This is not the first time this has happened. In my first year as an administrator, I was put in charge of the cafeteria where we had to feed close to 800 students in three 30 minute shifts. We had a system in place, but I never felt that it was the best it could be. To me, there was too much movement, especially as we were cleaning up, and the room was often too loud for my taste. One week, we had a substitute custodian who rotated among districts. About the middle of the week, he approached me to tell me how much he enjoyed working in our cafeteria. I thought, "Good gracious, why?" In his perspective, this was one of the most organized school cafeterias he had ever been in. "In most places I work, the kids are constantly getting up, are turned around talking, and they usually leave a mess. Your kids don't get up until it's time to put up and they clean up after themselves. It makes my job easier." After that day, I started to view the cafeteria a little differently.
When we are in the middle of a situation, our perspective can become skewed, often towards the negative. Sometimes, it takes the perspective of an outsider to shed light on the positives that are all around us. Does this mean that we should stop trying to improve? Of course not. It does mean, however, that we need to invite other perspectives and allow ourselves to celebrate the positives while working hard to reduce or eliminate the negatives.
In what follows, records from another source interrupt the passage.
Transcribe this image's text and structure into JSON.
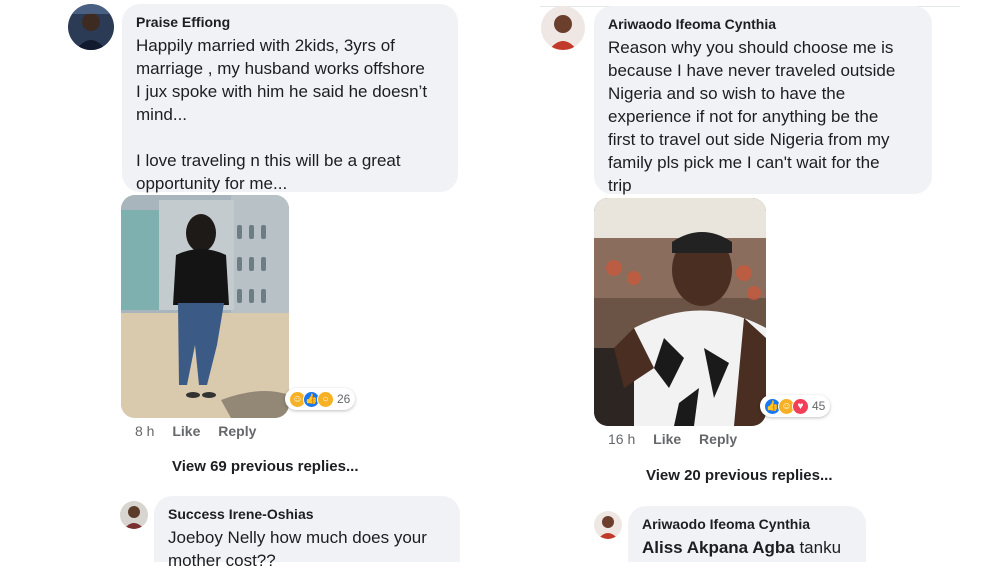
{
  "left": {
    "comment": {
      "author": "Praise Effiong",
      "text": "Happily married with 2kids, 3yrs of\nmarriage , my husband works offshore\nI jux spoke with him he said he doesn’t\nmind...\n\nI love traveling n this will be a great\nopportunity for me...",
      "reaction_count": "26",
      "time": "8 h",
      "like_label": "Like",
      "reply_label": "Reply"
    },
    "view_previous": "View 69 previous replies...",
    "reply": {
      "author": "Success Irene-Oshias",
      "text": "Joeboy Nelly how much does your\nmother cost??"
    }
  },
  "right": {
    "comment": {
      "author": "Ariwaodo Ifeoma Cynthia",
      "text": "Reason why you should choose me is\nbecause I have never traveled outside\nNigeria and so wish to have the\nexperience if not for anything be the\nfirst to travel out side Nigeria from my\nfamily pls pick me I can't wait for the\ntrip",
      "reaction_count": "45",
      "time": "16 h",
      "like_label": "Like",
      "reply_label": "Reply"
    },
    "view_previous": "View 20 previous replies...",
    "reply": {
      "author": "Ariwaodo Ifeoma Cynthia",
      "mention": "Aliss Akpana Agba",
      "text": " tanku"
    }
  },
  "colors": {
    "bubble": "#f0f2f5",
    "meta_text": "#65676b",
    "like_blue": "#1877f2",
    "love_red": "#f33e58",
    "haha_yellow": "#f7b125"
  }
}
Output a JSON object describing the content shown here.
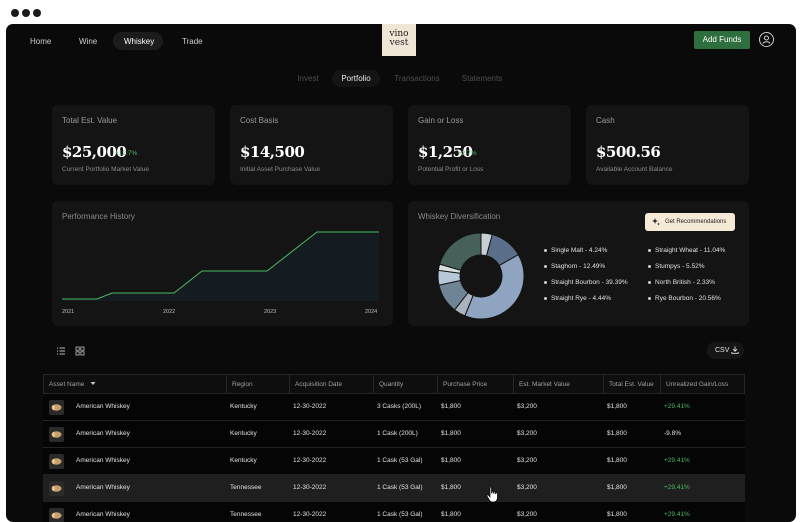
{
  "nav": {
    "items": [
      "Home",
      "Wine",
      "Whiskey",
      "Trade"
    ],
    "active": "Whiskey",
    "logo_line1": "vino",
    "logo_line2": "vest",
    "add_funds_label": "Add Funds"
  },
  "tabs": [
    {
      "label": "Invest",
      "active": false
    },
    {
      "label": "Portfolio",
      "active": true
    },
    {
      "label": "Transactions",
      "active": false
    },
    {
      "label": "Statements",
      "active": false
    }
  ],
  "cards": [
    {
      "title": "Total Est. Value",
      "value": "$25,000",
      "change": "+12.7%",
      "sub": "Current Portfolio Market Value"
    },
    {
      "title": "Cost Basis",
      "value": "$14,500",
      "change": "",
      "sub": "Initial Asset Purchase Value"
    },
    {
      "title": "Gain or Loss",
      "value": "$1,250",
      "change": "+2.7%",
      "sub": "Potential Profit or Loss"
    },
    {
      "title": "Cash",
      "value": "$500.56",
      "change": "",
      "sub": "Available Account Balance"
    }
  ],
  "performance": {
    "title": "Performance History",
    "years": [
      "2021",
      "2022",
      "2023",
      "2024"
    ],
    "line_color": "#4cba5f"
  },
  "diversification": {
    "title": "Whiskey Diversification",
    "recommend_label": "Get Recommendations",
    "legend": [
      "Single Malt - 4.24%",
      "Staghorn - 12.49%",
      "Straight Bourbon - 39.39%",
      "Straight Rye - 4.44%",
      "Straight Wheat - 11.04%",
      "Stumpys - 5.52%",
      "North British - 2.33%",
      "Rye Bourbon - 20.56%"
    ]
  },
  "chart_data": {
    "type": "pie",
    "title": "Whiskey Diversification",
    "categories": [
      "Single Malt",
      "Staghorn",
      "Straight Bourbon",
      "Straight Rye",
      "Straight Wheat",
      "Stumpys",
      "North British",
      "Rye Bourbon"
    ],
    "values": [
      4.24,
      12.49,
      39.39,
      4.44,
      11.04,
      5.52,
      2.33,
      20.56
    ],
    "colors": [
      "#c8d0d4",
      "#5b6f8a",
      "#8ea4c0",
      "#aab4be",
      "#6f8495",
      "#b7c8d8",
      "#d8dde0",
      "#46605a"
    ],
    "legend_position": "right"
  },
  "toolbar": {
    "csv_label": "CSV"
  },
  "table": {
    "columns": [
      "Asset Name",
      "Region",
      "Acquisition Date",
      "Quantity",
      "Purchase Price",
      "Est. Market Value",
      "Total Est. Value",
      "Unrealized Gain/Loss"
    ],
    "rows": [
      [
        "American Whiskey",
        "Kentucky",
        "12-30-2022",
        "3 Casks (200L)",
        "$1,800",
        "$3,200",
        "$1,800",
        "+29.41%"
      ],
      [
        "American Whiskey",
        "Kentucky",
        "12-30-2022",
        "1 Cask (200L)",
        "$1,800",
        "$3,200",
        "$1,800",
        "-9.8%"
      ],
      [
        "American Whiskey",
        "Kentucky",
        "12-30-2022",
        "1 Cask (53 Gal)",
        "$1,800",
        "$3,200",
        "$1,800",
        "+29.41%"
      ],
      [
        "American Whiskey",
        "Tennessee",
        "12-30-2022",
        "1 Cask (53 Gal)",
        "$1,800",
        "$3,200",
        "$1,800",
        "+29.41%"
      ],
      [
        "American Whiskey",
        "Tennessee",
        "12-30-2022",
        "1 Cask (53 Gal)",
        "$1,800",
        "$3,200",
        "$1,800",
        "+29.41%"
      ]
    ]
  }
}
(By the way, this can also work in the opposite direction, when we think things are going great, but others do not have the same perspective. We need to listen and learn in both cases.)